Wearing purple

Wearing purple

I planned to publish my first book when I retired. I wanted to be old, I wanted to be grey, and I wanted to be a little bit crazy.

I think the sentiment stemmed from Jenny Joesph’s poem, "When I’m Old", where she details all the things she will do when she is old enough to let go of all her sensibilities and fears; such as wearing purple with a red hat that doesn’t go or suit her at all. I believed that when I was ready to retire, I would also be ready to withstand the criticism of my work. I would be able to stomach the hundreds of rejections I was bound to face, or the fact that, at the time, no one around me considered it a viable career choice for an overly ambitious black girl who studied Aeronautical Engineering at university. No, publishing had to wait until I was ready to dye my grey hair purple.

Then I finished my first book, Daughters of Nri. I fell in love, and I fell hard. I wanted to shout about it. I wanted to thrust the manuscript in the faces of all the tired commuters I met on the tube and watch them eagerly as they read my story. I wanted people to read my story. This was new and incredibly confusing because how could I wait for all my hair to turn grey when I needed people to read it now? Well, I couldn’t wait.

I rolled up my sleeves and reached out to people in the elusive publishing industry. I braced myself for the countless rejections but ended up pausing at what I received instead. Interest? Not the warm, delightful interest that I didn’t dare hope for, but the cheap, tokenistic interest that you feel when a man strokes your hand and calls you a chocolate African princess. Suddenly my old fears returned, only now they were more prominent because they were real. I became apprehensive about giving the book baby that I’d fallen in love with to the people.

So I decided to wear purple with a red hat that didn’t suit me. I co-founded my own publishing house, Onwe. This was where Daughters of Nri, and books like it that didn’t quite fit into the industry’s mould, could be published and promoted in an authentic and big way. With Onwe came incredible scope to try out something new in this industry that I had loved from afar since I was old enough to talk. I didn’t just want to wear purple; I painted myself in it. I had to because it wasn't enough to publish the book. I had to somehow connect it to its intended readership. My theory was simple; there are great books that never reach their perfect readership because of the industry’s approach to unique stories. An approach centred on current trends, comps, and quarterly rotations of the same books featured on various press lists.

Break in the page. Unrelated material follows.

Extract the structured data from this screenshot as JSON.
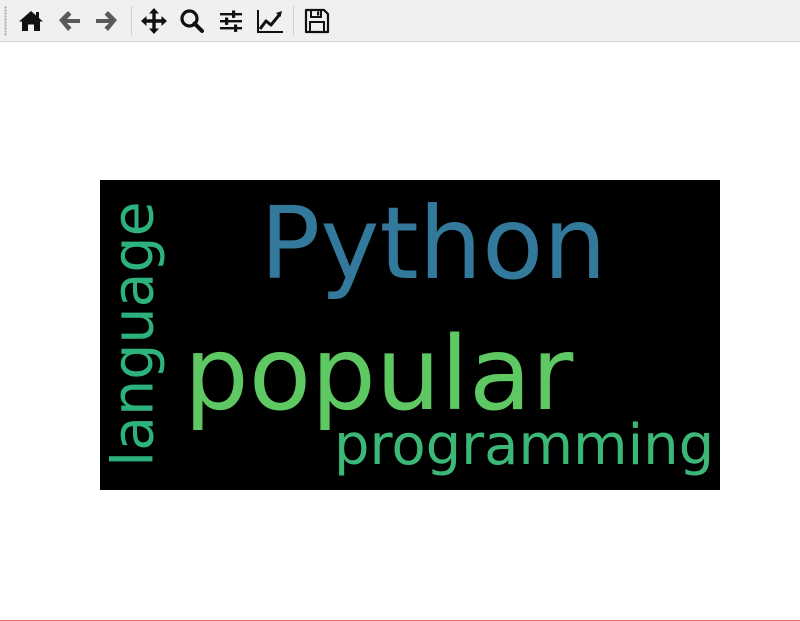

Our solution was to access the people who we knew our target readership was following. We hosted a bottomless brunch with inspirational black women in London to launch the cover of Daughters of Nri, which ended up reaching thousands. We created bespoke boxes designed to translate the experience of Nri with handmade candles, t-shirts and advanced copies of the book. Our approach didn’t just reach our readers, but it also reached our future authors. We started to attract incredibly talented authors with their own unique stories and doubled down our efforts. We created an Instagram filter and spurred on feminist conversations for Di Lebowitz’ The Marks Left on Her, while we planted trees for Rab Ferguson's Landfill Mountains.

We’ve built up a fantastic community of readers who are hungry for diverse reads. Still, I think that there is far more scope to narrow that disconnect between readers and the books that truly resonate with them. I especially noticed this as we built up our campaign for Daughters of Nri’s sequel, Descendants of the First. Even though we are in a far better position than we were for Daughters of Nri, it still felt as though we are screaming in an impossibly loud hall, where only a select few have access to a microphone, regardless of if what they are saying actually sat well with the crowd.

I think the next phase of our mission to connect readers with the books that will resonate with them is a tech solution. A nuanced book recommendation platform that goes beyond categories, recent buys, ratings, marketing budgets and other arbitrary barriers. Technology that sifts through the wealth of untapped books and picks the right book with the reader in mind. We’re calling it libr.ai and our early results are making me want to shove it in people's faces and watch them eagerly as they take it in. I truly believe that this may be the thing that helps us to finally connect readers and books. I’m glad I get to work on it now and not when I’m grey because along this journey, I’ve learnt that life is too short to wait to publish a book, change an entire industry and wear purple.

Kosi Amayo is the co-founder of Onwe Press and author of YA novels Daughters of Nri and Descendants of the First (out October) under the pen name Reni K Amayo.